Review Summary: Bridear decide to change things up a bit.
Japan is doing a sterling job of breaking down the gender divide that dominates the global metal scene at the moment. The general perception is that women don’t seem to have much of a place in metal, and that female singers are a niche or a novelty. However, Japan is challenging that perception with what is locally known as the “Girls Metal Band Boom”, which has seen dozens of all-girl metal bands break through into the Japanese metal scene. One of the latest bands to emerge from this, BRIDEAR
, combine the power metal influenced style of most bands in the scene and give it that little bit of metalcore edge to set themselves apart from the others. Now with new EP Rise
, BRIDEAR are looking to further develop their own distinct style.
From opening track and lead single “IGNITE”, it’s plain to see how this band has evolved since 2016’s BARYTE
thrust them into the scene. Kai’s drumming and Haru's bass are more straightforward, but they complement the more unconventional and melodic riffs of guitarists Misa and Mitsuru. The harsh vocals are sparingly used, but accentuate parts of the song when necessary while the vocal trade-offs in the chorus drill the melody deep into your brain, such as can also be heard in closer “Get Over”. One thing you can guarantee with BRIDEAR is that Kimi knows how to create fantastic vocal hooks which will be stuck in your head for days.
However, “IGNITE” isn’t the only potential route that BRIDEAR could be taking from Rise
. The nu metal-esque leads of “raider” create a sort of 90s vibe within the track, contrasting and conflicting with the forays into metalcore and power metal that emerge within the very same track.
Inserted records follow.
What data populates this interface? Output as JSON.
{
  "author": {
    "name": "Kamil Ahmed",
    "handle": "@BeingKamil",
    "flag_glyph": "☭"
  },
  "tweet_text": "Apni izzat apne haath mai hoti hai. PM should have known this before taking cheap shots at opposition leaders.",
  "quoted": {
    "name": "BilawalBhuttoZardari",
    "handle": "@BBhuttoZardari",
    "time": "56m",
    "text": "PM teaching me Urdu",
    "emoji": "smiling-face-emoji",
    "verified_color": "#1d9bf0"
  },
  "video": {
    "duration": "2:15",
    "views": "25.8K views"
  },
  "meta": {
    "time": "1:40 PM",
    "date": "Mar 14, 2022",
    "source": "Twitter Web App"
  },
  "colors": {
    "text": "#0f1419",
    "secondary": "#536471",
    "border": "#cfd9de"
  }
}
These girls are starting to create a distinct identity and penchant for experimenting, as keyboards drive an electronic break before another power metal chorus and metalcore chugging, seamlessly shifting from what feel like very different styles. Over the course of 4 tracks, there is more than enough variety to keep the overall listening experience engaging and interesting, although there is still an undeniable core element that anchors them and prevents the tracks from becoming so eclectic that it becomes jarring.
The main issue with Rise
is that BRIDEAR seem to be trying to do too much and not every experiment pays off. The autotune that they use in some segments, such as in the more melodic “Remedy”, can feel very off-putting and take away from what is actually a solid moment of more laid back rock, with a nice prog-sounding solo trade-off between Misa and Mitsuru. Of course, with every attempt to evolve and experiment, there will be successes and failures, so you can forgive the band for making some mistakes as they continue to let their creativity flow. An EP is the perfect place to have this freedom as well, as the course of an album depends considerably more on a sense of consistency and some overarching themes – something that isn’t particularly necessary on a 4 track EP.
shows that BRIDEAR
are already taking significant strides to evolve, even though it’s been less than a year since BARYTE
, with it's blend of power metal and early Avenged Sevenfold's approach to metalcore, was released. While there are some slight missteps, this is the best place to make those mistakes and learn from them, rather than carry these mistakes into a full length which will be under considerably more critical scrutiny. The Girls Metal Band Boom in Japan is doing a great deal of good for women in metal, and metal in general, and we can only hope that this movement continues to grow and produce more fantastic acts like BRIDEAR.